Bitcoin Worth $1bln Associated with Silk Road Darknet Marketplace Gets Transferred Nov 4, 2020 Nov 4, 2020 Kelly Cromley http://1AZFjzw2#Nwf63pYaMWq#xIY
Bitcoin NewsNovember 4, 2020 by Kelly Cromley

Bitcoin Worth $1bln Associated with Silk Road Darknet Marketplace Gets Transferred

An unnamed cryptocurrency user has transferred 69,370 Bitcoin from a wallet address linked with the Silk Road darknet market that has in recent times became a well-known target for hacking.

As per a report published by crypto intelligence firm Cipher Trace, the latest transfer of 69,370 Bitcoins (BTC), worth over $960 million, carried out via two transactions, had its origin in the Silk Road marketplace, which was locked down in 2013.

The anonymous Bitcoin holder initially transferred 1 Bitcoin, usually done to check whether everything is in order, before transferring the rest of the aforesaid quantity.

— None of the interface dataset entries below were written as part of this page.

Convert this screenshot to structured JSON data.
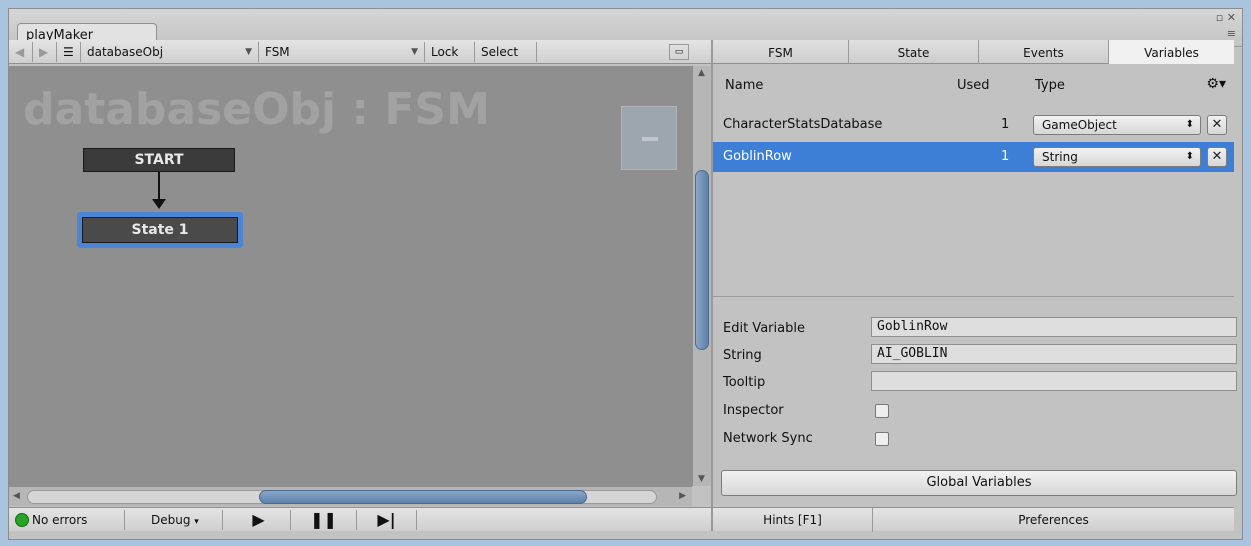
{
  "window": {
    "tab_title": "playMaker",
    "icons": [
      "restore-icon",
      "close-icon",
      "menu-icon"
    ]
  },
  "toolbar": {
    "fsm_owner": "databaseObj",
    "fsm_name": "FSM",
    "lock_label": "Lock",
    "select_label": "Select"
  },
  "graph": {
    "title": "databaseObj : FSM",
    "start_label": "START",
    "state_label": "State 1"
  },
  "status_bar": {
    "errors_label": "No errors",
    "debug_label": "Debug"
  },
  "tabs": [
    "FSM",
    "State",
    "Events",
    "Variables"
  ],
  "active_tab": "Variables",
  "variables_table": {
    "headers": {
      "name": "Name",
      "used": "Used",
      "type": "Type"
    },
    "rows": [
      {
        "name": "CharacterStatsDatabase",
        "used": "1",
        "type": "GameObject",
        "selected": false
      },
      {
        "name": "GoblinRow",
        "used": "1",
        "type": "String",
        "selected": true
      }
    ]
  },
  "edit_variable": {
    "edit_label": "Edit Variable",
    "edit_value": "GoblinRow",
    "string_label": "String",
    "string_value": "AI_GOBLIN",
    "tooltip_label": "Tooltip",
    "tooltip_value": "",
    "inspector_label": "Inspector",
    "network_sync_label": "Network Sync"
  },
  "buttons": {
    "global_variables": "Global Variables",
    "hints": "Hints [F1]",
    "preferences": "Preferences"
  },
  "colors": {
    "selection": "#3d7fd6",
    "state_highlight": "#4b86d6",
    "status_ok": "#27a327"
  }
}
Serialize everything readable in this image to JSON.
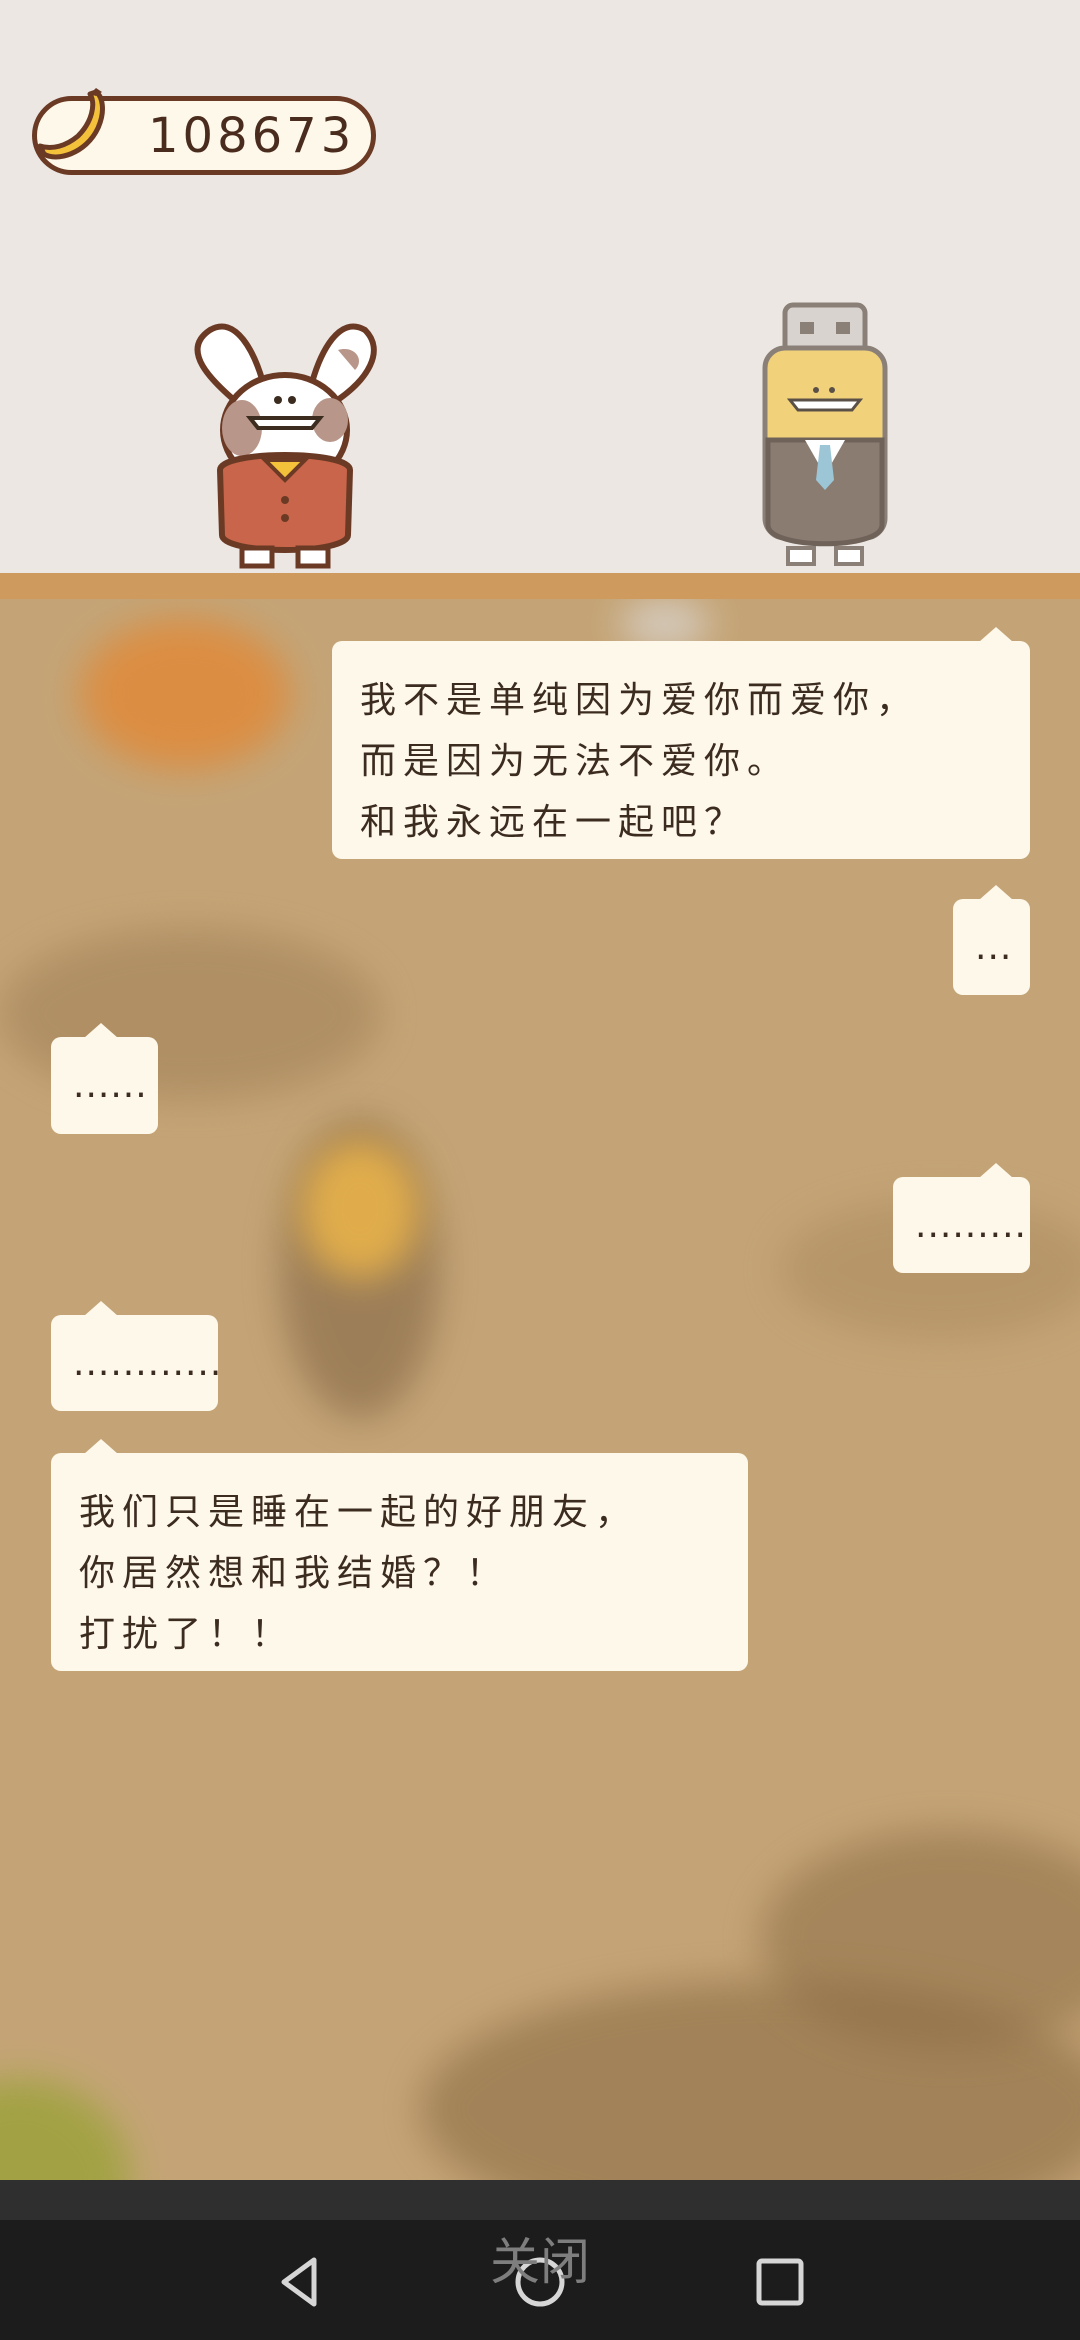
{
  "header": {
    "banana_count": "108673"
  },
  "characters": {
    "left": "rabbit-character",
    "right": "robot-character"
  },
  "dialog": [
    {
      "speaker": "right",
      "lines": [
        "我不是单纯因为爱你而爱你，",
        "而是因为无法不爱你。",
        "和我永远在一起吧？"
      ]
    },
    {
      "speaker": "right",
      "lines": [
        "..."
      ]
    },
    {
      "speaker": "left",
      "lines": [
        "......"
      ]
    },
    {
      "speaker": "right",
      "lines": [
        "........."
      ]
    },
    {
      "speaker": "left",
      "lines": [
        "............"
      ]
    },
    {
      "speaker": "left",
      "lines": [
        "我们只是睡在一起的好朋友，",
        "你居然想和我结婚？！",
        "打扰了！！"
      ]
    }
  ],
  "footer": {
    "close_label": "关闭"
  },
  "navbar": {
    "back": "back-icon",
    "home": "home-icon",
    "recents": "recents-icon"
  },
  "colors": {
    "top_bg": "#ece7e3",
    "scene_bg": "#c4a476",
    "shelf": "#cf9a5e",
    "bubble": "#fdf8ea",
    "text": "#3c2c20"
  }
}
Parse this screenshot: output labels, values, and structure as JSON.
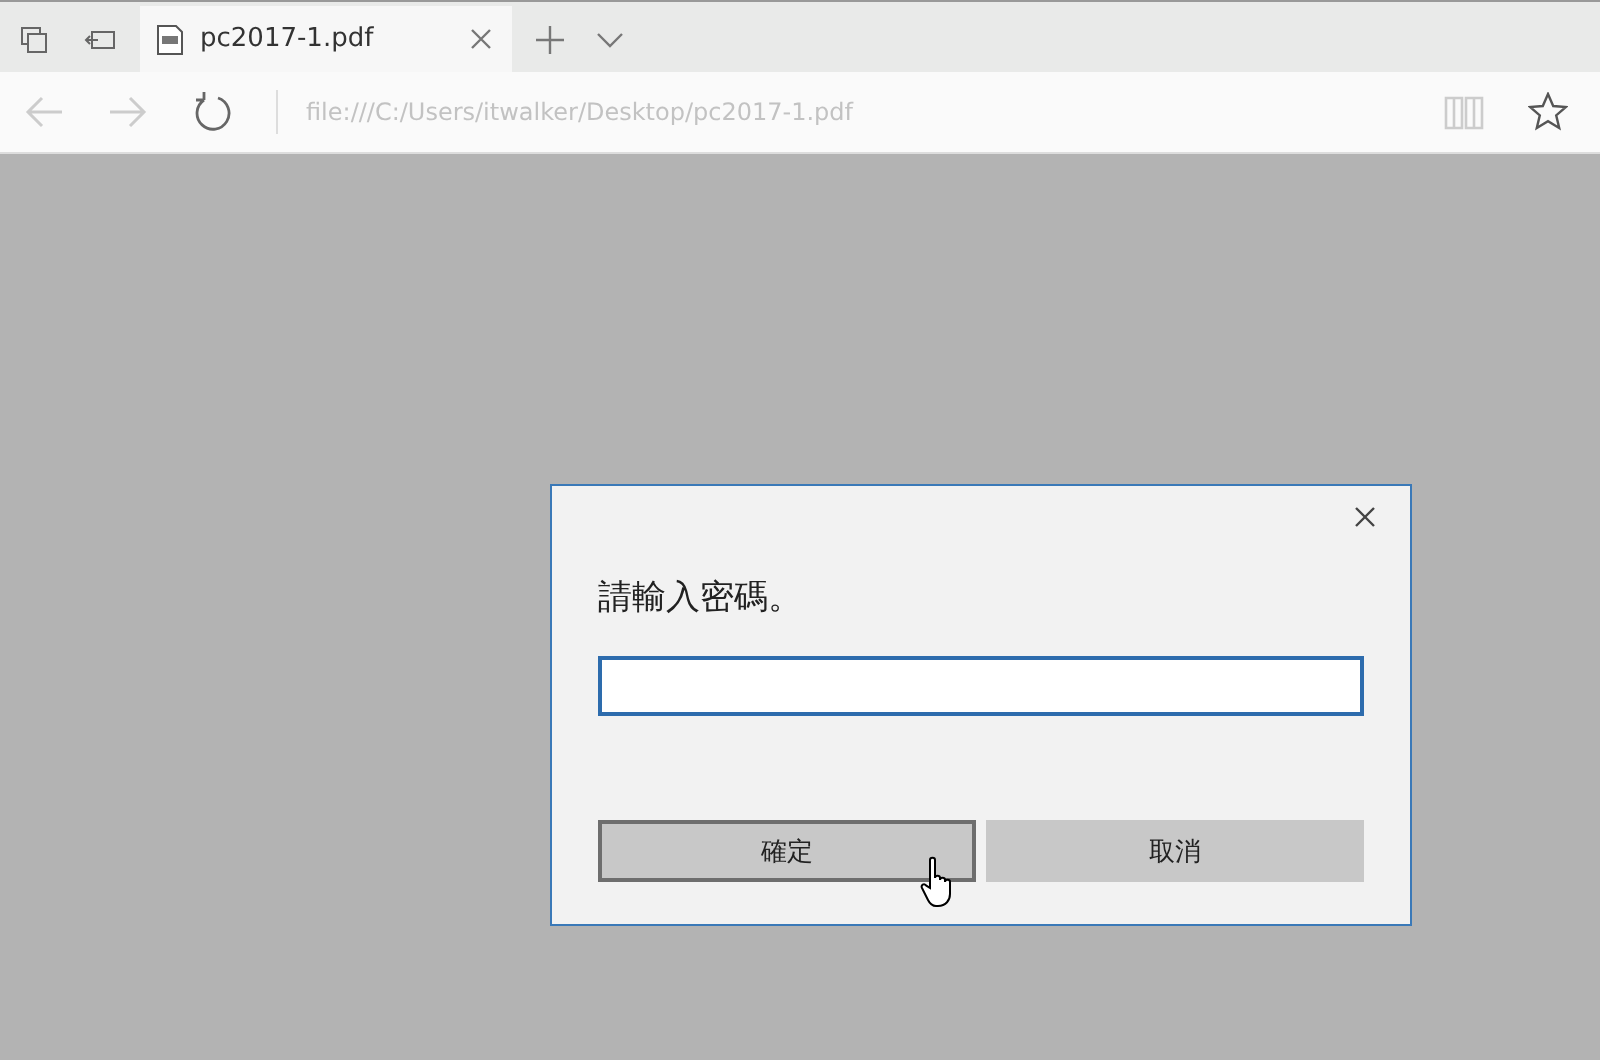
{
  "tab_bar": {
    "tabs": [
      {
        "title": "pc2017-1.pdf",
        "selected": true
      }
    ]
  },
  "address_bar": {
    "back": {
      "disabled": true
    },
    "forward": {
      "disabled": true
    },
    "url": "file:///C:/Users/itwalker/Desktop/pc2017-1.pdf",
    "reading_view": {
      "disabled": true
    }
  },
  "dialog": {
    "message": "請輸入密碼。",
    "buttons": [
      {
        "label": "確定",
        "focused": true
      },
      {
        "label": "取消",
        "focused": false
      }
    ]
  }
}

Ciphertrace assumes that the anonymous Bitcoin holder conduction the transactions to live “up to date with the Bitcoin network” by transferring the cryptos to an address based on latest format. Back in April 2015, a similar transaction associated non-functional darknet market was observed.

At that time, the Bitcoin wallet also held Bitcoin Cash (BCH) and Bitcoin SV (BSV) which were awarded when Bitcoin blockchain was subject to hardfork.

However, the firm didn’t rule out hacking as a possibility:

“These movements could possibly mean that the wallet owner is moving funds to new addresses to prevent hackers from accessing the wallet.dat file or that hackers have already cracked the file.”

The Silk Road funds were held in a wallet, whose details had been in circulation among hackers of over two years. Back in September, through a tweet, an unknown individual claimed to possess the wallet.dat file and asked help from the crypto community for gaining access to over 69,000 Bitcoins. Some suggested using a quantum computer to gain access to private keys.

Silk Road refers to a darknet market which facilitated users to purchase and sell illegal goods including weapons and rustled credit card data, but a major portion of listings were usually related to illegal drugs.

Ross Ulbricht, the person behind Silk Road, is serving two consecutive life-terms without the likelihood of a parole after being judged as guilty for computer hacking, money laundering and implementing secret plan to trade narcotics. He still offers regular analysis reports on Bitcoin market from prison.

AuthorKelly Cromley

Kelly is our in house crytpto researcher, delving into the stories which matter from blockchains being used in the real world to new ico coming out.